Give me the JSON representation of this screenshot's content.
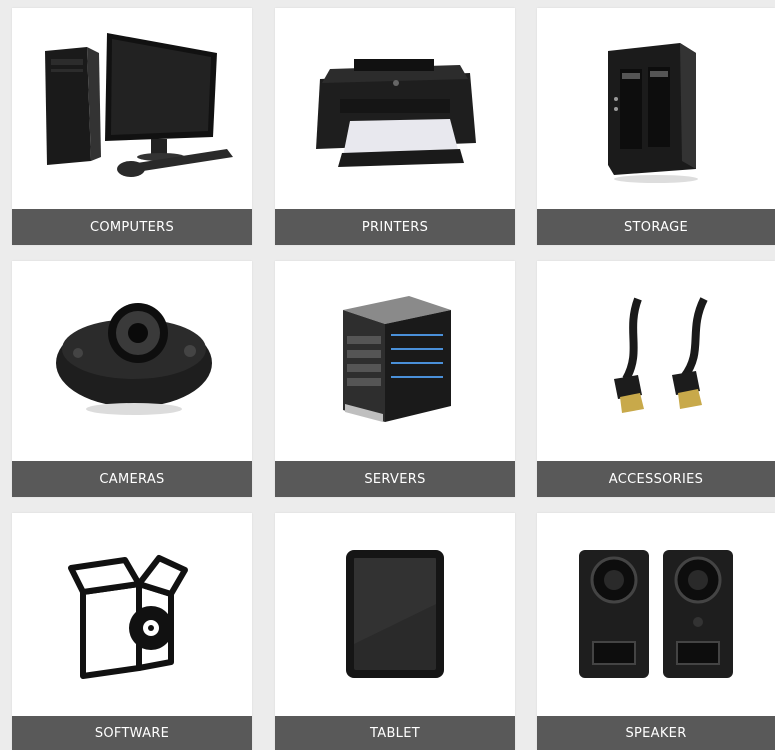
{
  "categories": [
    {
      "label": "COMPUTERS",
      "icon": "desktop-computer-icon"
    },
    {
      "label": "PRINTERS",
      "icon": "printer-icon"
    },
    {
      "label": "STORAGE",
      "icon": "nas-storage-icon"
    },
    {
      "label": "CAMERAS",
      "icon": "conference-camera-icon"
    },
    {
      "label": "SERVERS",
      "icon": "server-rack-icon"
    },
    {
      "label": "ACCESSORIES",
      "icon": "hdmi-cable-icon"
    },
    {
      "label": "SOFTWARE",
      "icon": "software-box-icon"
    },
    {
      "label": "TABLET",
      "icon": "tablet-icon"
    },
    {
      "label": "SPEAKER",
      "icon": "speakers-icon"
    }
  ],
  "colors": {
    "label_bg": "#595959",
    "label_text": "#ffffff",
    "page_bg": "#ececec",
    "tile_bg": "#ffffff"
  }
}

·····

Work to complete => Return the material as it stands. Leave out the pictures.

Answer space =>
Give me the JSON representation of this screenshot's content.
{
  "categories": [
    {
      "label": "COMPUTERS",
      "icon": "desktop-computer-icon"
    },
    {
      "label": "PRINTERS",
      "icon": "printer-icon"
    },
    {
      "label": "STORAGE",
      "icon": "nas-storage-icon"
    },
    {
      "label": "CAMERAS",
      "icon": "conference-camera-icon"
    },
    {
      "label": "SERVERS",
      "icon": "server-rack-icon"
    },
    {
      "label": "ACCESSORIES",
      "icon": "hdmi-cable-icon"
    },
    {
      "label": "SOFTWARE",
      "icon": "software-box-icon"
    },
    {
      "label": "TABLET",
      "icon": "tablet-icon"
    },
    {
      "label": "SPEAKER",
      "icon": "speakers-icon"
    }
  ],
  "colors": {
    "label_bg": "#595959",
    "label_text": "#ffffff",
    "page_bg": "#ececec",
    "tile_bg": "#ffffff"
  }
}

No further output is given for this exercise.